Permit expenses in some municipalities are related to the cost of the work being done and in others it is a flat rate. In certain places, multiple renovation permits need to be obtained for different work areas (plumbing, electrical, septic, etc.), other times, only one permit is needed.

A bond may be required for some work and other work may require a large deposit to the municipality that will be held until the work is completed.

Costs can vary dramatically. It’s important to be careful before committing to a project and to make sure that the contractor is familiar with the process for where the property is located.

What Home Renovations Require a Permit?

Which Projects Will I Need A Permit For?

Every municipality is different, certain house flipping and renovation projects will almost definitely require a permit while others will not.

These renovations will require a permit:

  • Expanding the square footage of the house
  • Demolishing a load bearing wall
  • Installing new electrical wiring
  • Installing a fence over a certain height, generally 6 feet
  • Parking a dumpster on a public street
  • Building a deck above a certain height
  • Anything involving a public sewer line

The following projects might require a permit:

  • Minor plumbing work, such as moving a sink
  • Demolishing a non-load bearing wall
  • Punching in a new window or door
  • Cutting down a tree

This work will most likely not require a permit:

  • Installing a new roof
  • Parking a dumpster on your own property (this may be an issue with your housing association)
  • Installing flooring
  • Replacing a sink
  • Painting
  • Replacing existing doors and windows
  • Installing exterior siding
  • Replacing countertops
  • Minor electrical work, such as replacing an outlet or existing light fixture
  • Building a deck below a certain height

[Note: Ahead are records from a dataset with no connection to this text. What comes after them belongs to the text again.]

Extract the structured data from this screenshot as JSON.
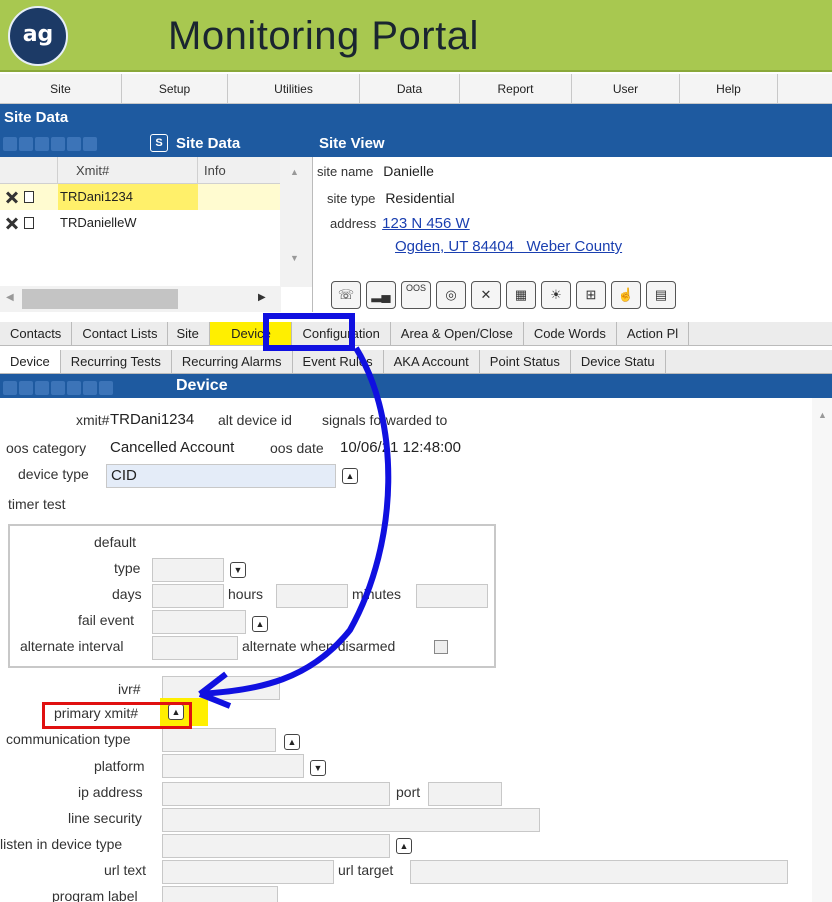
{
  "app": {
    "logo": "ag",
    "title": "Monitoring Portal"
  },
  "menu": [
    "Site",
    "Setup",
    "Utilities",
    "Data",
    "Report",
    "User",
    "Help"
  ],
  "site_data_bar": "Site Data",
  "panels": {
    "left_title": "Site Data",
    "right_title": "Site View"
  },
  "grid": {
    "columns": [
      "Xmit#",
      "Info"
    ],
    "rows": [
      {
        "xmit": "TRDani1234",
        "selected": true
      },
      {
        "xmit": "TRDanielleW",
        "selected": false
      }
    ]
  },
  "site_view": {
    "site_name_label": "site name",
    "site_name": "Danielle",
    "site_type_label": "site type",
    "site_type": "Residential",
    "address_label": "address",
    "address_line1": "123 N 456 W",
    "address_line2": "Ogden, UT 84404   Weber County",
    "oos_icon": "OOS"
  },
  "tabs_primary": [
    "Contacts",
    "Contact Lists",
    "Site",
    "Device",
    "Configuration",
    "Area & Open/Close",
    "Code Words",
    "Action Pl"
  ],
  "tabs_secondary": [
    "Device",
    "Recurring Tests",
    "Recurring Alarms",
    "Event Rules",
    "AKA Account",
    "Point Status",
    "Device Statu"
  ],
  "device_bar": "Device",
  "form": {
    "xmit_label": "xmit#",
    "xmit_value": "TRDani1234",
    "alt_device_label": "alt device id",
    "signals_label": "signals forwarded to",
    "oos_category_label": "oos category",
    "oos_category_value": "Cancelled Account",
    "oos_date_label": "oos date",
    "oos_date_value": "10/06/21 12:48:00",
    "device_type_label": "device type",
    "device_type_value": "CID",
    "timer_test_label": "timer test",
    "default_label": "default",
    "type_label": "type",
    "days_label": "days",
    "hours_label": "hours",
    "minutes_label": "minutes",
    "fail_event_label": "fail event",
    "alternate_interval_label": "alternate interval",
    "alternate_disarmed_label": "alternate when disarmed",
    "ivr_label": "ivr#",
    "primary_xmit_label": "primary xmit#",
    "communication_type_label": "communication type",
    "platform_label": "platform",
    "ip_address_label": "ip address",
    "port_label": "port",
    "line_security_label": "line security",
    "listen_in_label": "listen in device type",
    "url_text_label": "url text",
    "url_target_label": "url target",
    "program_label_label": "program label"
  },
  "colors": {
    "header": "#a8c850",
    "bar": "#1e5aa0",
    "highlight": "#ffef00",
    "arrow": "#1010e0",
    "box": "#e01010"
  }
}
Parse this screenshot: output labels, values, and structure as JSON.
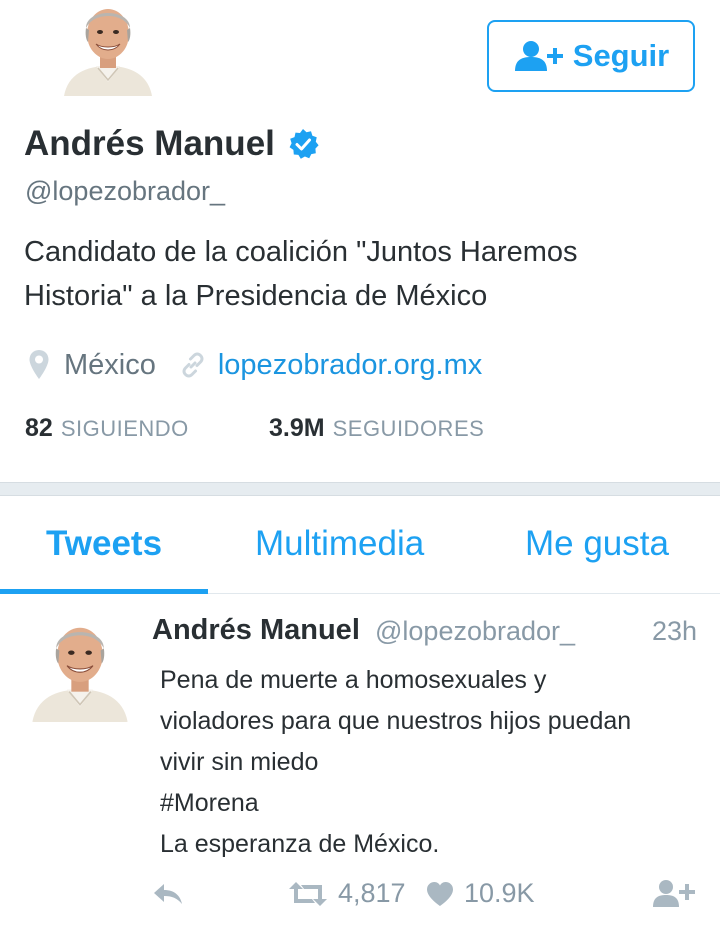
{
  "profile": {
    "name": "Andrés Manuel",
    "handle": "@lopezobrador_",
    "bio_lines": [
      "Candidato de la coalición \"Juntos Haremos",
      "Historia\" a la Presidencia de México"
    ],
    "location": "México",
    "website": "lopezobrador.org.mx",
    "following_count": "82",
    "following_label": "SIGUIENDO",
    "followers_count": "3.9M",
    "followers_label": "SEGUIDORES",
    "follow_button_label": "Seguir",
    "verified_icon": "verified-badge-icon"
  },
  "tabs": [
    {
      "label": "Tweets",
      "active": true
    },
    {
      "label": "Multimedia",
      "active": false
    },
    {
      "label": "Me gusta",
      "active": false
    }
  ],
  "tweet": {
    "name": "Andrés Manuel",
    "handle": "@lopezobrador_",
    "time": "23h",
    "text_lines": [
      "Pena de muerte a homosexuales y",
      "violadores para que nuestros hijos puedan",
      "vivir sin miedo",
      "#Morena",
      "La esperanza de México."
    ],
    "retweets": "4,817",
    "likes": "10.9K"
  },
  "colors": {
    "accent": "#1da1f2",
    "link": "#1b95e0",
    "text": "#292f33",
    "muted": "#8899a6",
    "band": "#e6ecf0"
  },
  "icons": {
    "follow": "add-user-icon",
    "location": "location-pin-icon",
    "link": "link-icon",
    "reply": "reply-icon",
    "retweet": "retweet-icon",
    "like": "heart-icon",
    "follow_small": "add-user-icon"
  }
}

Although certain projects may not require a permit, you will need to check it all yourself. Call your local permitting office to find out more information.

Inspections After Building

Permits Will Help Make The Inspecting Process Smoother

The party who issued the permit will inspect the project at certain points and when it has been completed. If the project does not pass inspection, there will be additional work and expenses required.

Call an inspector after each phase of your renovation is finished. The inspector must be able to evaluate the work that has been done or they may not sign off on the work.

For example, if you are rewiring or replumbing a property, the inspector needs to see the work that was done, so drywall should not be put on until the inspector signs off on the electrical or plumbing. If this does not happen, you might need to remove the drywall to allow for inspection. This will waste your time and your money.

It is a good idea to pay your contractor when you know that the work has been done to a satisfactory standard. Ordering an inspection during the different payment intervals will protect your renovation from low standard work. Be sure to confirm that this payment requirement is part of your contract with your contractor.

Inspections are on a pass/fail basis. If the work passes, you can advance to the next stage of the project. If it fails, it will have to be redone until it passes the inspection. Most professional contractors will guarantee that if something did not pass, they will fix it without an additional charge. If they try to charge you additionally, then you should find a new contractor.